for Canvas Paper:



I have constructed a lightweight panel carrier that holds multiple, wet canvas papers for easy transport while plein-air painting. I am using the Craftech Sienna Plein Air Large Pochade Box. If you are using a different easel or box, you will need to calibrate your panel measurements to fit your particular set-up.

The maximum vertical height of my easel is just over 16.5 inches, so I need to make sure my panels can fit within that, should I decide to make a vertical composition. The horizontal width is more open-ended.






In order to fit within this parameter, I use 12 x 16 inch Canson Canva-Paper panels as my surfaces. I prefer these more rigid surfaces to the "floppy" alternate canvas papers. I always add 2 additional coats of white gesso to my canvas papers for a nicer working surface.










To begin, you will need to buy large enough panels of gator board (mine are 1/4" thick) to cut at least 3 panels. Foam Core works ok, but is much more flexible and easier to bend/ warp. My gator board panels are each 16.5" x 13.5."






Now, in order to create "spacers" so that you can carry wet paintings, you will need to cut 1/2" strips of the gator board to stack and create depth along the edges of your panels.
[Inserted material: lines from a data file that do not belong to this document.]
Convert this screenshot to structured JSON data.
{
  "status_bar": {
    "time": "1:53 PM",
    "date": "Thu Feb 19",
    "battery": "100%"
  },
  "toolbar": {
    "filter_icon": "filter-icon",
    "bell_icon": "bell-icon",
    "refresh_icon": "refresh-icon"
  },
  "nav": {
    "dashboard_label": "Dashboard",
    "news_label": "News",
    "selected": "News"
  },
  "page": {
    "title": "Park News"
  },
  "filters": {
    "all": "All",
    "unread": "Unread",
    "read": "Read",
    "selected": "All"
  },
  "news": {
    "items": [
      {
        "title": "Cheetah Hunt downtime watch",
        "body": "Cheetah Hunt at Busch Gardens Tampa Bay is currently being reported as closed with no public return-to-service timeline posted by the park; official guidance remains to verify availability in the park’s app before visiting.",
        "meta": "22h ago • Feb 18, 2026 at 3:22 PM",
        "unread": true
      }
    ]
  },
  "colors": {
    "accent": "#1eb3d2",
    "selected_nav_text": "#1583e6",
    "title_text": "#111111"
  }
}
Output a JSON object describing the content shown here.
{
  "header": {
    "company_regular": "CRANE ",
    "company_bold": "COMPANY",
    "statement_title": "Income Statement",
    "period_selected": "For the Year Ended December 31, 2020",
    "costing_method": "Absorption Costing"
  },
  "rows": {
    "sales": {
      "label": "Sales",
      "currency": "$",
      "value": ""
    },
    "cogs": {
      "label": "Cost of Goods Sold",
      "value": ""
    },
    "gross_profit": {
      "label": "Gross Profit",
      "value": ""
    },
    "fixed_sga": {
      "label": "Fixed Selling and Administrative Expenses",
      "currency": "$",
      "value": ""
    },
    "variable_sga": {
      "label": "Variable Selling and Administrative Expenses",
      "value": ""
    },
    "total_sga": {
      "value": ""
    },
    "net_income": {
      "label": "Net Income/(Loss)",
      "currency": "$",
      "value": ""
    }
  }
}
To do this, very carefully use a sharp utility knife/ razor and a straight edge. I have stacked 2 of these 1/2" stops along the edge of my panels. You could stack 3, which would ensure greater space for your wet surfaces (sometimes mine "kiss" and smudge a bit). I individually and thoroughly tape these strips to the long ends (16.5") of my panels.











If you are making 3 panels (as shown here), only 2 panels will need these spacers. The middle panel can just be flat. This set-up will allow you to transport up to 4 wet surfaces (facing each other). You can always add-on additional panels.




















I like to surround my stack with a couple of large rubber bands (or tape), to eliminate too much shifting, and then tuck the entire stack into a plastic bag or other carrying case. This I hold under my arm while trekking into the landscape, while the rest of my set-up is contained in my backpack.